▶ [ACTION ITEM]: Each line of the records below that includes "name" adds one to the count; state the final count by itself.

▶ [INPUT RECORDS]:
Content starts

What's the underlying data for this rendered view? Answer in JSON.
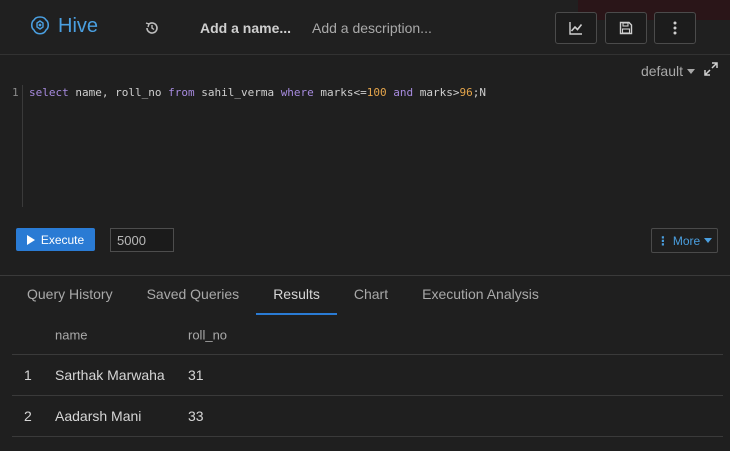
{
  "header": {
    "app_title": "Hive",
    "name_placeholder": "Add a name...",
    "description_placeholder": "Add a description...",
    "icons": [
      "hive-logo-icon",
      "history-icon",
      "chart-icon",
      "save-icon",
      "more-vertical-icon"
    ]
  },
  "editor": {
    "database": "default",
    "line_number": "1",
    "query": {
      "t1": "select",
      "t2": " name, roll_no ",
      "t3": "from",
      "t4": " sahil_verma ",
      "t5": "where",
      "t6": " marks<=",
      "t7": "100",
      "t8": " ",
      "t9": "and",
      "t10": " marks>",
      "t11": "96",
      "t12": ";N"
    }
  },
  "actions": {
    "execute_label": "Execute",
    "limit_value": "5000",
    "more_label": "More"
  },
  "tabs": [
    {
      "label": "Query History"
    },
    {
      "label": "Saved Queries"
    },
    {
      "label": "Results",
      "active": true
    },
    {
      "label": "Chart"
    },
    {
      "label": "Execution Analysis"
    }
  ],
  "results": {
    "columns": [
      "name",
      "roll_no"
    ],
    "rows": [
      {
        "index": "1",
        "name": "Sarthak Marwaha",
        "roll_no": "31"
      },
      {
        "index": "2",
        "name": "Aadarsh Mani",
        "roll_no": "33"
      }
    ]
  },
  "colors": {
    "accent": "#2a7bd4",
    "brand": "#4a9fe0",
    "background": "#1f1f1f"
  }
}
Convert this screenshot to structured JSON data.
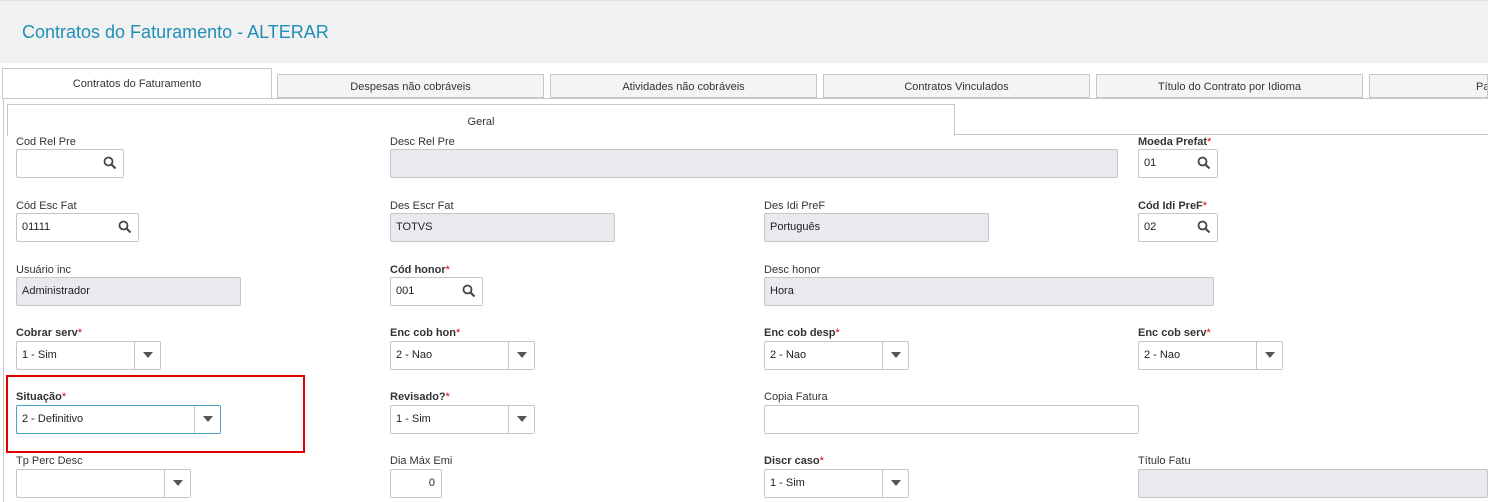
{
  "header": {
    "title": "Contratos do Faturamento - ALTERAR"
  },
  "tabs": [
    "Contratos do Faturamento",
    "Despesas não cobráveis",
    "Atividades não cobráveis",
    "Contratos Vinculados",
    "Título do Contrato por Idioma",
    "Pa"
  ],
  "subtab": {
    "label": "Geral"
  },
  "fields": {
    "cod_rel_pre": {
      "label": "Cod Rel Pre",
      "value": ""
    },
    "desc_rel_pre": {
      "label": "Desc Rel Pre",
      "value": ""
    },
    "moeda_prefat": {
      "label": "Moeda Prefat",
      "value": "01"
    },
    "cod_esc_fat": {
      "label": "Cód Esc Fat",
      "value": "01111"
    },
    "des_escr_fat": {
      "label": "Des Escr Fat",
      "value": "TOTVS"
    },
    "des_idi_pref": {
      "label": "Des Idi PreF",
      "value": "Português"
    },
    "cod_idi_pref": {
      "label": "Cód Idi PreF",
      "value": "02"
    },
    "usuario_inc": {
      "label": "Usuário inc",
      "value": "Administrador"
    },
    "cod_honor": {
      "label": "Cód honor",
      "value": "001"
    },
    "desc_honor": {
      "label": "Desc honor",
      "value": "Hora"
    },
    "cobrar_serv": {
      "label": "Cobrar serv",
      "value": "1 - Sim"
    },
    "enc_cob_hon": {
      "label": "Enc cob hon",
      "value": "2 - Nao"
    },
    "enc_cob_desp": {
      "label": "Enc cob desp",
      "value": "2 - Nao"
    },
    "enc_cob_serv": {
      "label": "Enc cob serv",
      "value": "2 - Nao"
    },
    "situacao": {
      "label": "Situação",
      "value": "2 - Definitivo"
    },
    "revisado": {
      "label": "Revisado?",
      "value": "1 - Sim"
    },
    "copia_fatura": {
      "label": "Copia Fatura",
      "value": ""
    },
    "tp_perc_desc": {
      "label": "Tp Perc Desc",
      "value": ""
    },
    "dia_max_emi": {
      "label": "Dia Máx Emi",
      "value": "0"
    },
    "discr_caso": {
      "label": "Discr caso",
      "value": "1 - Sim"
    },
    "titulo_fatu": {
      "label": "Título Fatu",
      "value": ""
    }
  },
  "required_marker": "*",
  "icons": {
    "lookup": "search-icon",
    "dropdown": "chevron-down-icon"
  },
  "colors": {
    "title": "#1e90b8",
    "required": "#e00000",
    "highlight": "#e00000",
    "readonly_bg": "#e9eaf0"
  }
}
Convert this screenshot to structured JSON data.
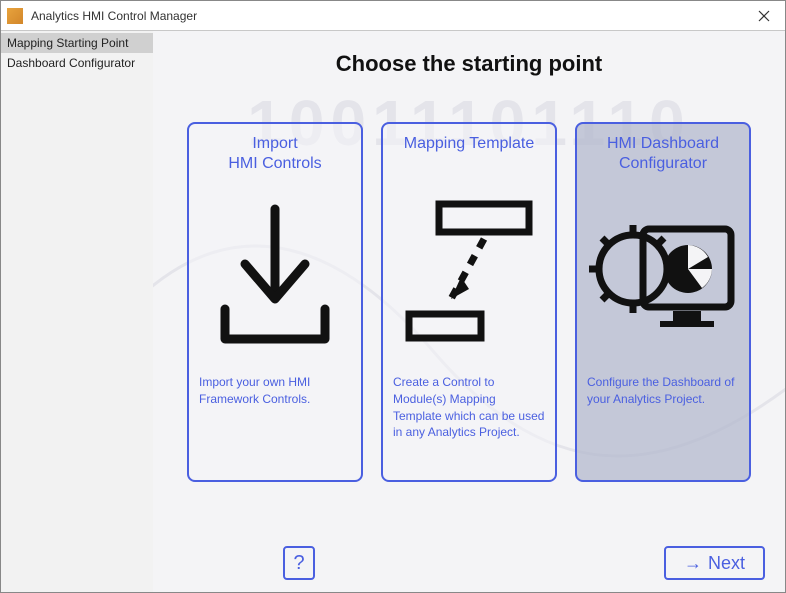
{
  "window": {
    "title": "Analytics HMI Control Manager"
  },
  "sidebar": {
    "items": [
      {
        "label": "Mapping Starting Point",
        "active": true
      },
      {
        "label": "Dashboard Configurator",
        "active": false
      }
    ]
  },
  "main": {
    "headline": "Choose the starting point",
    "bg_digits": "10011101110",
    "cards": [
      {
        "title": "Import\nHMI Controls",
        "description": "Import your own HMI Framework Controls.",
        "icon": "download-icon",
        "selected": false
      },
      {
        "title": "Mapping Template",
        "description": "Create a Control to Module(s) Mapping Template which can be used in any Analytics Project.",
        "icon": "mapping-icon",
        "selected": false
      },
      {
        "title": "HMI Dashboard Configurator",
        "description": "Configure the Dashboard of your Analytics Project.",
        "icon": "dashboard-icon",
        "selected": true
      }
    ]
  },
  "footer": {
    "help_label": "?",
    "next_label": "Next"
  }
}
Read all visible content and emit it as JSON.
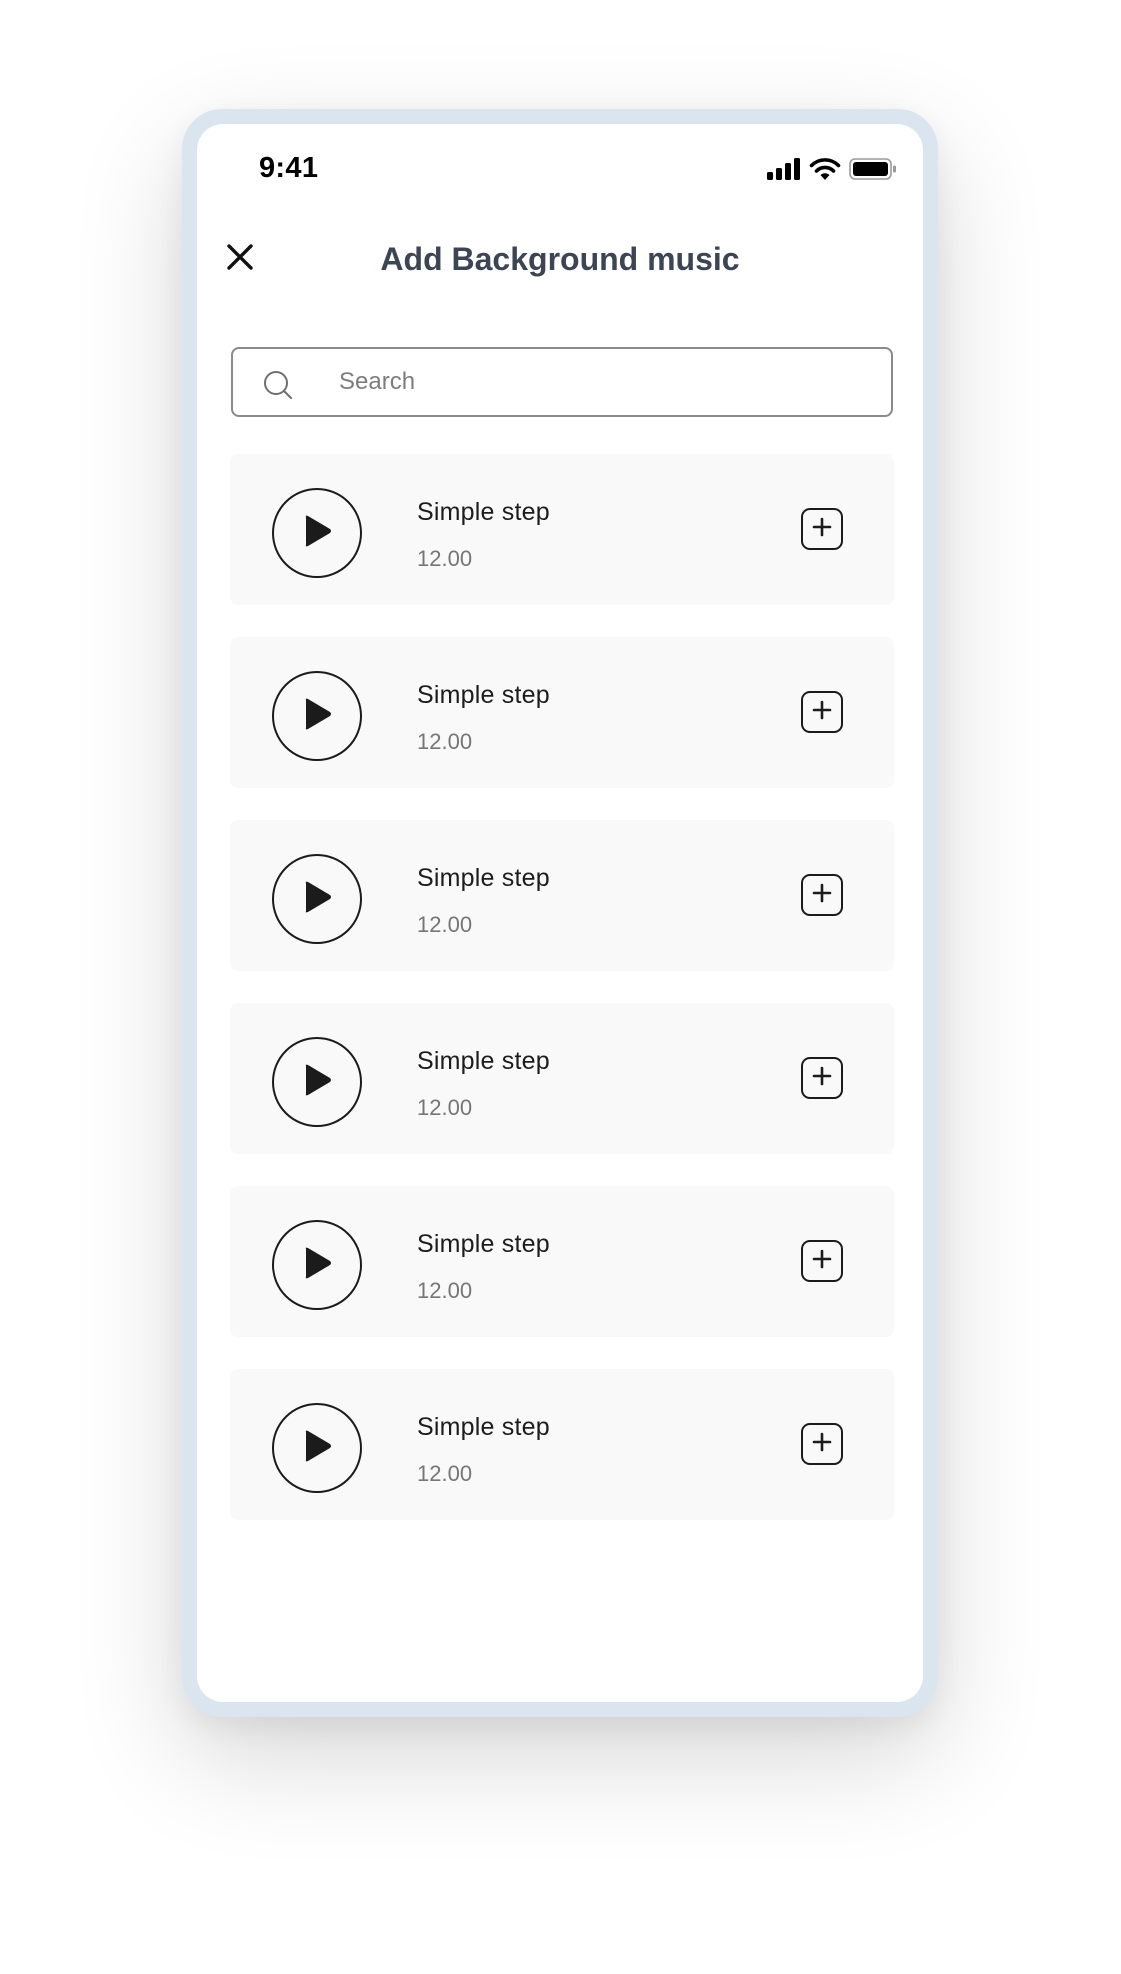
{
  "status_bar": {
    "time": "9:41"
  },
  "header": {
    "title": "Add Background music",
    "close_icon": "close-icon"
  },
  "search": {
    "placeholder": "Search",
    "value": "",
    "icon": "search-icon"
  },
  "tracks": [
    {
      "title": "Simple step",
      "duration": "12.00"
    },
    {
      "title": "Simple step",
      "duration": "12.00"
    },
    {
      "title": "Simple step",
      "duration": "12.00"
    },
    {
      "title": "Simple step",
      "duration": "12.00"
    },
    {
      "title": "Simple step",
      "duration": "12.00"
    },
    {
      "title": "Simple step",
      "duration": "12.00"
    }
  ],
  "colors": {
    "frame": "#dae5ef",
    "title_text": "#3d4454",
    "item_bg": "#f9f9f9",
    "icon_stroke": "#1b1b1b"
  }
}
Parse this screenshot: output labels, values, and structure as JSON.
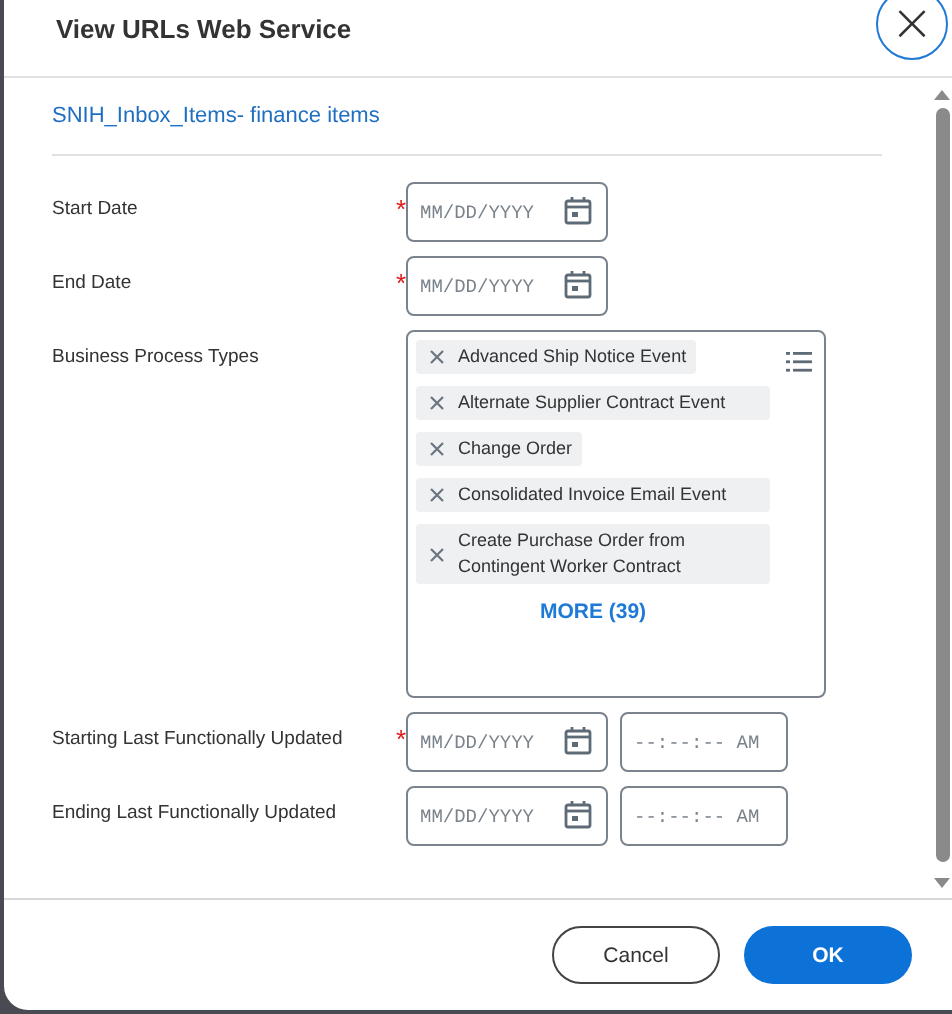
{
  "dialog": {
    "title": "View URLs Web Service",
    "close_label": "×"
  },
  "link": "SNIH_Inbox_Items- finance items",
  "required_mark": "*",
  "rows": [
    {
      "label": "Start Date",
      "required": true,
      "kind": "inputs",
      "inputs": [
        {
          "kind": "date",
          "placeholder": "MM/DD/YYYY"
        }
      ]
    },
    {
      "label": "End Date",
      "required": true,
      "kind": "inputs",
      "inputs": [
        {
          "kind": "date",
          "placeholder": "MM/DD/YYYY"
        }
      ]
    },
    {
      "label": "Business Process Types",
      "required": false,
      "kind": "multiselect",
      "chips": [
        "Advanced Ship Notice Event",
        "Alternate Supplier Contract Event",
        "Change Order",
        "Consolidated Invoice Email Event",
        "Create Purchase Order from Contingent Worker Contract"
      ],
      "more": "MORE (39)"
    },
    {
      "label": "Starting Last Functionally Updated",
      "required": true,
      "kind": "inputs",
      "inputs": [
        {
          "kind": "date",
          "placeholder": "MM/DD/YYYY"
        },
        {
          "kind": "time",
          "placeholder": "--:--:-- AM"
        }
      ]
    },
    {
      "label": "Ending Last Functionally Updated",
      "required": false,
      "kind": "inputs",
      "inputs": [
        {
          "kind": "date",
          "placeholder": "MM/DD/YYYY"
        },
        {
          "kind": "time",
          "placeholder": "--:--:-- AM"
        }
      ]
    }
  ],
  "buttons": [
    {
      "label": "Cancel",
      "kind": "secondary"
    },
    {
      "label": "OK",
      "kind": "primary"
    }
  ]
}
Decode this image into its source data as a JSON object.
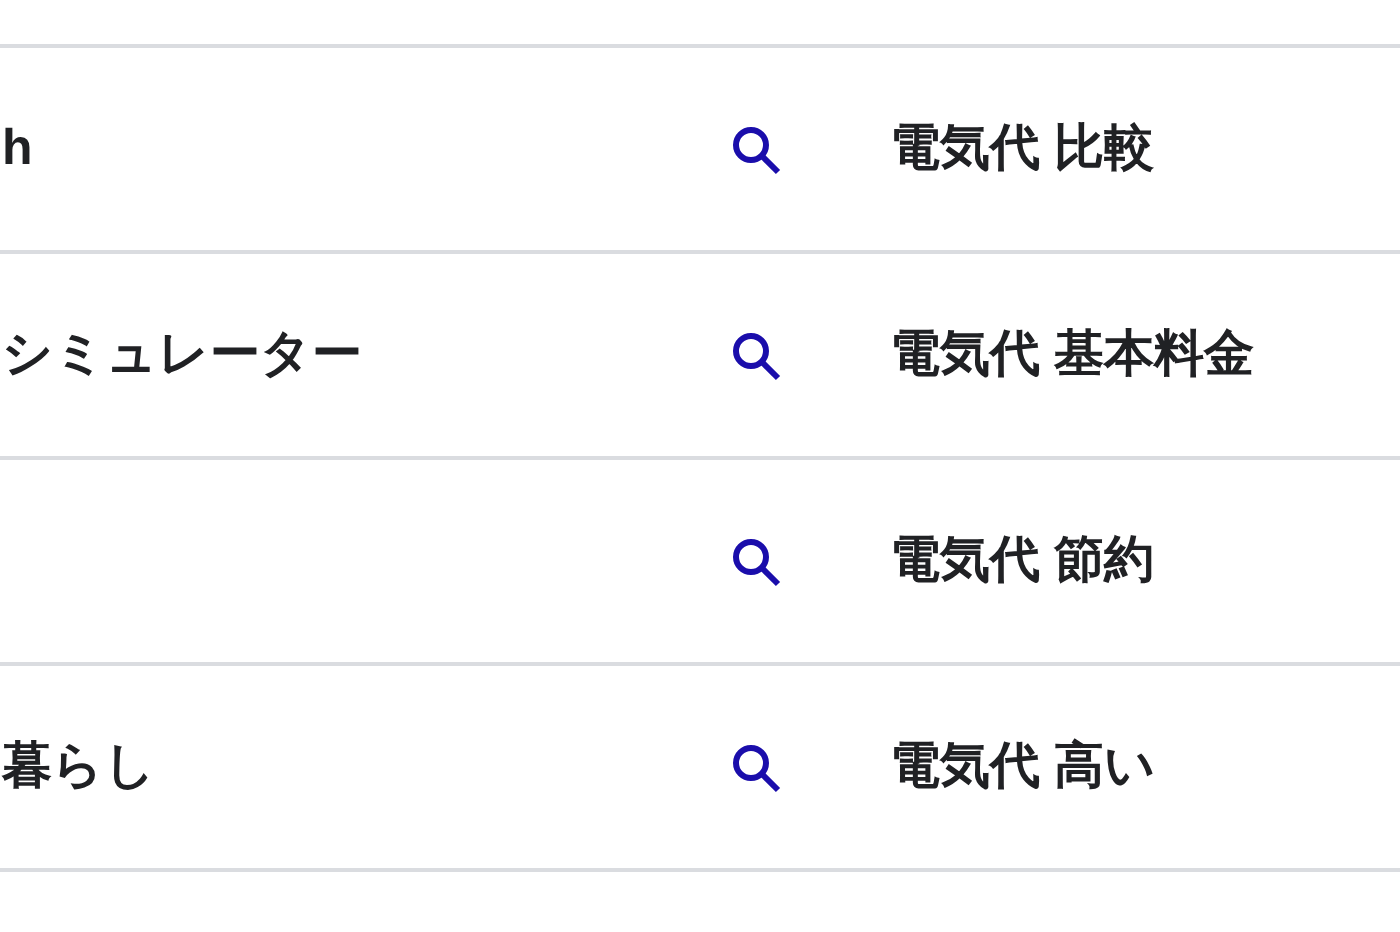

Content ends

▶ [RESULT OF THIS EXERCISE]: 5